Especially right now when the world is changing so fast, you need something to hang on to, to keep yourself grounded. Who and what do you love? I hope you include yourself in the list of whatever your life is about. The only constant we have on a 24/7 basis is ourselves, our thoughts, our prayers, our hopes; they’re all contained in a body we call our “self”. It looks like we’re in for quite a ride here, so we need to hang on to what will provide stability for us.

Focusing on simple pleasures does not have to cost money or take a lot of time and energy; however, if you choose to focus on simple pleasures, it will provide great rewards.

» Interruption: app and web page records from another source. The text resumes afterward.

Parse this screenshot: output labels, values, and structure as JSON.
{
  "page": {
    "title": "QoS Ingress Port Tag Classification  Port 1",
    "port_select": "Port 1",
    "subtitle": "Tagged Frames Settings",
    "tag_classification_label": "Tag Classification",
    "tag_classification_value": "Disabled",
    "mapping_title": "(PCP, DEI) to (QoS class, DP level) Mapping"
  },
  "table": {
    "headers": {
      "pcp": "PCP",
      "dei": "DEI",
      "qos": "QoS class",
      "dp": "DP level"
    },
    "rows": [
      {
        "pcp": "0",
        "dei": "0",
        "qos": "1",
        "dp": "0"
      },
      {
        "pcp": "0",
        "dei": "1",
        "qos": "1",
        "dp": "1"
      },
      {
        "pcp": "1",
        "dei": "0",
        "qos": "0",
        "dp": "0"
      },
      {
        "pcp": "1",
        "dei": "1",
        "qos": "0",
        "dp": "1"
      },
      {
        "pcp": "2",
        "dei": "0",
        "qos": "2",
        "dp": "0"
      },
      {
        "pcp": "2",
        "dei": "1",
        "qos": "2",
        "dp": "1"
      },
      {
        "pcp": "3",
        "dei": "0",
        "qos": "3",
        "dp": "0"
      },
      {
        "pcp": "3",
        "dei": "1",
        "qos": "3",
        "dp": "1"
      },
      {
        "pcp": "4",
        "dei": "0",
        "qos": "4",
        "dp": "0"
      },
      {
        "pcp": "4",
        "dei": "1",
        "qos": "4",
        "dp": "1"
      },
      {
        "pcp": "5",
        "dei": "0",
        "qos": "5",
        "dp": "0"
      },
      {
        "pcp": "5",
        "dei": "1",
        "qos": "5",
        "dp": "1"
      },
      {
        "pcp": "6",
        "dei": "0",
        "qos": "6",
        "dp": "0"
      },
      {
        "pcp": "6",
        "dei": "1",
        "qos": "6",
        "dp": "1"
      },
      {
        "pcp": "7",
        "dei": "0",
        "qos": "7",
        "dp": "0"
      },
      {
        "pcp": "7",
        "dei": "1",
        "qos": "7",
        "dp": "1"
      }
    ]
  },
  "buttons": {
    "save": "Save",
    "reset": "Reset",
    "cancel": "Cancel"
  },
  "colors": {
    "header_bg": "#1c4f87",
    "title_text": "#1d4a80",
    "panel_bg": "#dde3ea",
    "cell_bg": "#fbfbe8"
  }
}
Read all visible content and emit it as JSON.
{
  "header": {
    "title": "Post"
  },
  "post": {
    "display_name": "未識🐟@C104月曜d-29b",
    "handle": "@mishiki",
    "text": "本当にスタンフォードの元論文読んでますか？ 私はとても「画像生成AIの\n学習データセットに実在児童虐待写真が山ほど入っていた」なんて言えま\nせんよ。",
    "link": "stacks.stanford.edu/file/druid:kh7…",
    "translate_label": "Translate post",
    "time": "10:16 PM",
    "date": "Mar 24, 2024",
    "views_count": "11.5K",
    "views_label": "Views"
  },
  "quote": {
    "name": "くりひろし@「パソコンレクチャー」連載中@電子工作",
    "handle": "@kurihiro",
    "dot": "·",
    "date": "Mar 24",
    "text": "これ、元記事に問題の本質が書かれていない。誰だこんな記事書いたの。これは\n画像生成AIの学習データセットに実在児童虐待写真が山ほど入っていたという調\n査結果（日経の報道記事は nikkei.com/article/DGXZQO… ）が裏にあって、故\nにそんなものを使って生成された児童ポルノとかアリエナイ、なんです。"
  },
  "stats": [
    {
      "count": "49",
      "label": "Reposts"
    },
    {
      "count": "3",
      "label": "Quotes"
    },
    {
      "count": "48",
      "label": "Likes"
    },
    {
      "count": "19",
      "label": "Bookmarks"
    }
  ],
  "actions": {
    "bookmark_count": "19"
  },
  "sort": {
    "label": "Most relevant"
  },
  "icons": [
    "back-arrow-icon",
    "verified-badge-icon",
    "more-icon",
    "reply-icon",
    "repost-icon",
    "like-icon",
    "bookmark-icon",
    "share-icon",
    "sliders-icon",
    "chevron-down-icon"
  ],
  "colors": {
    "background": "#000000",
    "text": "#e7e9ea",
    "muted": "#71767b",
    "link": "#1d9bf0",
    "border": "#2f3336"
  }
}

Find Your Own Road

March 15, 2009

Positive thinking – there is an interesting controversy about this idea; some people take it for granted and others have to learn to appreciate it. When I was diagnosed with cancer, many people said to me “Think positive!” How could I think positive? What did they mean? It’s tough to think positive when you’re on chemo and you think you’re going to die too soon. I understand why some people say that positive thinking doesn’t work. It didn’t work for me to pretend to be feeling positive if I was feeling terrible. It didn’t make me feel better to put on a false smile and deny that things were bad. But I knew it didn’t help me to stay feeling lousy or depressed either.

It took me a while to get unstuck and start “being” positive, not just thinking positive. With one small step at a time, I learned to turn my thoughts around: I started to think and then believe that I would heal and have a life after cancer. Feeling better about myself helped me to have a better quality of life each day. This helped me to have hope for the future, and I now know what those positive thinkers are talking about. I enjoy life so much more if I feel positive.

As each year goes by since my diagnosis, I give thanks that I learned to let go of negative thoughts and replace them with positive thoughts; this has led to positive beliefs and a more positive attitude towards life in general. I give thanks for the extra time I have lived.

Find Your Own Road

March 11, 2009

Let go of the past and make room for all the wonderful things you can find today.

At one time, I had so much unfinished business in my head – there wasn’t room for anything new.

In 1987 I thought I was dying of cancer and wanted to make my last months as pleasant as I could. My surgeon recognized that I needed help and sent me to a psychologist; she helped me to process through a pile of baggage in my head and I felt so much lighter. It’s like dumping old files on a computer to make room for information that is up to date.

I felt free for the first time in years and found life so much more worth living without that old stuff hanging around.

Now 22 years later I still acquire stuff and get bogged down at times. It takes work to stay on top of all the stuff that comes at you, but I know it’s important to be mentally healthy.

If you have extra “stuff” you’d like to get rid of, it’s worth the effort to do so.

One way is to sort through the baggage: keep what’s good, file on a shelf what may be of use in the future, and work on letting go of what’s dragging you down.

The pay off is being able to feel good about yourself, to find something new to enjoy each day, and to raise your quality of life. It doesn’t cost money, it just takes time and the ability to focus long enough to let go of things you don’t need anyway. 

This helped me to find my own road to recovery from cancer.